Ice fishing presents its own set of challenges and thrills, vastly different from any other form of angling. Venturing onto the frozen water necessitates not only a steely resolve but also the right gear and techniques to ensure a successful and safe experience.

When it comes to gear, an ice angler's tackle box should be adjusted for the cold and icy conditions. One essential item is the ice auger, which is used to bore holes through the ice. Augers come in hand-cranked models, which are quiet and labor-intensive, and power-driven versions, which save energy and time.
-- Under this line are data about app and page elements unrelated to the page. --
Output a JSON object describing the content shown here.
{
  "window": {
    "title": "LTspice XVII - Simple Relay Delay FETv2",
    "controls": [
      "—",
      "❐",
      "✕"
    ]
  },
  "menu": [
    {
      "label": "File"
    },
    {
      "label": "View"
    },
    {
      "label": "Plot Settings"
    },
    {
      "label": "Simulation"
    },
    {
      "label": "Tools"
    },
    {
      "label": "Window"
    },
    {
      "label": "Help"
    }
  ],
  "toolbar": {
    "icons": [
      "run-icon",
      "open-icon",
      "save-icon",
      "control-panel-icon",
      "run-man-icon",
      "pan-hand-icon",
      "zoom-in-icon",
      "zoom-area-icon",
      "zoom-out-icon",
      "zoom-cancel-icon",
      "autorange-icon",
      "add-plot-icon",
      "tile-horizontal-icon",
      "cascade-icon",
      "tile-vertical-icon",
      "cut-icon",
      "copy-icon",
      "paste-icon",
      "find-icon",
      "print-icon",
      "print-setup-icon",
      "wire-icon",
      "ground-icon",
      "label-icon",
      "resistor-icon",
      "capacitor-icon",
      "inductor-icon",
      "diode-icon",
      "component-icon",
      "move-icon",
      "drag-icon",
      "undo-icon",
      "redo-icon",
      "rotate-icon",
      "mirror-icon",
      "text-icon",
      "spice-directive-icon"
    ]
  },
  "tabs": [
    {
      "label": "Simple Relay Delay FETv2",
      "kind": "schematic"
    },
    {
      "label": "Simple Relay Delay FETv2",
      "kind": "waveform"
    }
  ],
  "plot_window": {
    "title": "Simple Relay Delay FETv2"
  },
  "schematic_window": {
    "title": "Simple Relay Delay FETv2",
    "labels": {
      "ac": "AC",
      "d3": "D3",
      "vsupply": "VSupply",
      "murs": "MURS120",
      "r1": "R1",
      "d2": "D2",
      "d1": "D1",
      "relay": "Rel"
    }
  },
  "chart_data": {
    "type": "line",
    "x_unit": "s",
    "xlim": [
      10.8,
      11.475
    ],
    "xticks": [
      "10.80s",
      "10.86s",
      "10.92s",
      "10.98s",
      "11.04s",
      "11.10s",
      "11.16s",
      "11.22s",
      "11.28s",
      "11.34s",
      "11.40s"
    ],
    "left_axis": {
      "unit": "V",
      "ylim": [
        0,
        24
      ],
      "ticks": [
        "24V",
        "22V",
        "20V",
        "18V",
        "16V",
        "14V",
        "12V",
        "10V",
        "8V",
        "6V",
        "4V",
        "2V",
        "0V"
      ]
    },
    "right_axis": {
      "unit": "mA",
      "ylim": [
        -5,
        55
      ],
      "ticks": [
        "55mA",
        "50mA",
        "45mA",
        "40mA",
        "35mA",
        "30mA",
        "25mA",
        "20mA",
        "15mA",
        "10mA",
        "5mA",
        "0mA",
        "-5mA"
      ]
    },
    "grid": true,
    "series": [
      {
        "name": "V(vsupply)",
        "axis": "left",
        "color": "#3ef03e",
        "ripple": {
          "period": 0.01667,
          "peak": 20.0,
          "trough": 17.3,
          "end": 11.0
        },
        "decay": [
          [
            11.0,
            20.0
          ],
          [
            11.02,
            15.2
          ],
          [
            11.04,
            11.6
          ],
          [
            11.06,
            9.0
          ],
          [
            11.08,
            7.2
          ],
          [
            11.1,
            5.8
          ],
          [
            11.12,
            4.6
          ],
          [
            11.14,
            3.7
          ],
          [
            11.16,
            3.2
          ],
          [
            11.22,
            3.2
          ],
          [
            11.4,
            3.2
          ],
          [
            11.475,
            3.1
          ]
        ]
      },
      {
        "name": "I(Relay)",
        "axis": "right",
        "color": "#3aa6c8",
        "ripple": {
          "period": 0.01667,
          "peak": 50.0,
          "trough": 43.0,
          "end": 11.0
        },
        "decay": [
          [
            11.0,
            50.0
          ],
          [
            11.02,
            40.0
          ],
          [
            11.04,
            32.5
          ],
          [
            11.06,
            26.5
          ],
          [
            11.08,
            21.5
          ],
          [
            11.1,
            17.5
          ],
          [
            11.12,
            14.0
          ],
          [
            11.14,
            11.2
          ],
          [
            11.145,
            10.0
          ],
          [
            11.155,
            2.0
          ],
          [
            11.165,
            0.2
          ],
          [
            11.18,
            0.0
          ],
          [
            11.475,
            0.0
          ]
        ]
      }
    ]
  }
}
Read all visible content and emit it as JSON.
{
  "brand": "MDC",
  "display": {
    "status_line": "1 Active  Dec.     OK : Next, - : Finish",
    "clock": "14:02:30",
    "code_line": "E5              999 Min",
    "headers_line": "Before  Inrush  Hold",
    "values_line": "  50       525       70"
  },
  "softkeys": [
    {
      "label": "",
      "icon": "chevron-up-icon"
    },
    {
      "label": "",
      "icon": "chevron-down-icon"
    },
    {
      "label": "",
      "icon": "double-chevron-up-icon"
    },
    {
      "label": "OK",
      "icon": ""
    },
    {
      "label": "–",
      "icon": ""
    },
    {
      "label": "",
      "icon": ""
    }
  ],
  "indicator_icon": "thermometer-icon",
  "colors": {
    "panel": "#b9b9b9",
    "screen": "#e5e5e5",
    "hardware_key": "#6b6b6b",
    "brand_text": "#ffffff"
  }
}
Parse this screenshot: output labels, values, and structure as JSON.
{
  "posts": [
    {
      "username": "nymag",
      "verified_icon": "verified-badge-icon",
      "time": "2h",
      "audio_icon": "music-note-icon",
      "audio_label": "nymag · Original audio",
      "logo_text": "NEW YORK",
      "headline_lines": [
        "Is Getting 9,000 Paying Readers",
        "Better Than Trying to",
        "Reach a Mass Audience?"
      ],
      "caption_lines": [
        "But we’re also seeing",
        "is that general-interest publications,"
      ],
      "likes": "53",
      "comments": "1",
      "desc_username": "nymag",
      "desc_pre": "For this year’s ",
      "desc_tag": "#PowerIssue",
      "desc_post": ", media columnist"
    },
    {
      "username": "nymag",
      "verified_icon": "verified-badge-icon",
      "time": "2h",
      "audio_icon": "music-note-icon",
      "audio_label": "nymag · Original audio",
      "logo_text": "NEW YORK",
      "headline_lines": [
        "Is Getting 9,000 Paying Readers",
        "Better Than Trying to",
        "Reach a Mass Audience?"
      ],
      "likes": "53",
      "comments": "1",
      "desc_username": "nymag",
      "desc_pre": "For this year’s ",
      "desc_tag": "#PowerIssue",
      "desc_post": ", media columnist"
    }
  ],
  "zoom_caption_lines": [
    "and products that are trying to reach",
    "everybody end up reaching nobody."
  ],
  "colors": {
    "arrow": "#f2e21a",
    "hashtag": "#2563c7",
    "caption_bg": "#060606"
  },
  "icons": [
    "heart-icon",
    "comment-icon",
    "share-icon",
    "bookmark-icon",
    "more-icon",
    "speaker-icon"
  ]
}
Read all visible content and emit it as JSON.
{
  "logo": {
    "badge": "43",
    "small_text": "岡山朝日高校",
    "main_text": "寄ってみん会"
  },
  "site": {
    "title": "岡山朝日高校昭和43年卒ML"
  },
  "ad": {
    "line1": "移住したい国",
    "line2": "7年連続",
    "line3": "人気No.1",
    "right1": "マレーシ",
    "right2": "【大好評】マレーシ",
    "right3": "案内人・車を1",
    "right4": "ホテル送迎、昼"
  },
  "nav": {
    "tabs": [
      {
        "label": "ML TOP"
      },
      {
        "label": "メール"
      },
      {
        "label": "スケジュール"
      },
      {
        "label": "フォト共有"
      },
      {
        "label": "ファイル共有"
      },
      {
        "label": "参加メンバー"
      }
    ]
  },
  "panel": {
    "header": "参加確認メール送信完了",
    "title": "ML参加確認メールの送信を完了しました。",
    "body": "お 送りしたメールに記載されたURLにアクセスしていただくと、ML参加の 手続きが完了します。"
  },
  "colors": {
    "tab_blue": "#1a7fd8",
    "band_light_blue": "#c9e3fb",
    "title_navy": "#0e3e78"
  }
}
The thickness of the ice dictates the type of auger you'll need; thicker ice requires a more robust auger.

Next, rods and reels designed for ice fishing are typically shorter to allow for better control when fishing through a hole in the ice. These compact rods enable precise jigging, a preferred technique for attracting fish under the ice. The reels should be smooth and well-suited for the lightweight lures commonly used in ice fishing.

The lures and bait used in ice fishing often mimic the small invertebrates and fish that make up the winter diet of predatory fish. Brightly colored jigs, spoons, and ice flies can be particularly effective. Moreover, live bait, such as minnows or waxworms, can be irresistible to fish like perch, bluegill, and crappie that are active beneath the ice.

One technique that is often utilized in ice fishing is called jigging. This involves repeatedly lifting and dropping the lure or bait to mimic the movement of prey. The action can vary from subtle twitches to more pronounced lifts, depending on the species targeted and their level of activity. Electronics like fish finders can be incredibly useful in locating fish and determining the right jigging technique to use.

Another critical element of ice fishing is mobility. Unlike open water fishing, where boats can move quickly to new spots, ice anglers need to be more strategic. Portable shelters, sleds to carry gear, and comfortable, insulated seating can make moving from hole to hole across the ice more efficient and comfortable.

In addition to the right gear, wearing appropriate clothing is crucial. Layering is key to managing body heat in the freezing conditions. A base layer that wicks away moisture, followed by insulating layers and topped with a waterproof and windproof shell, can keep you warm and dry.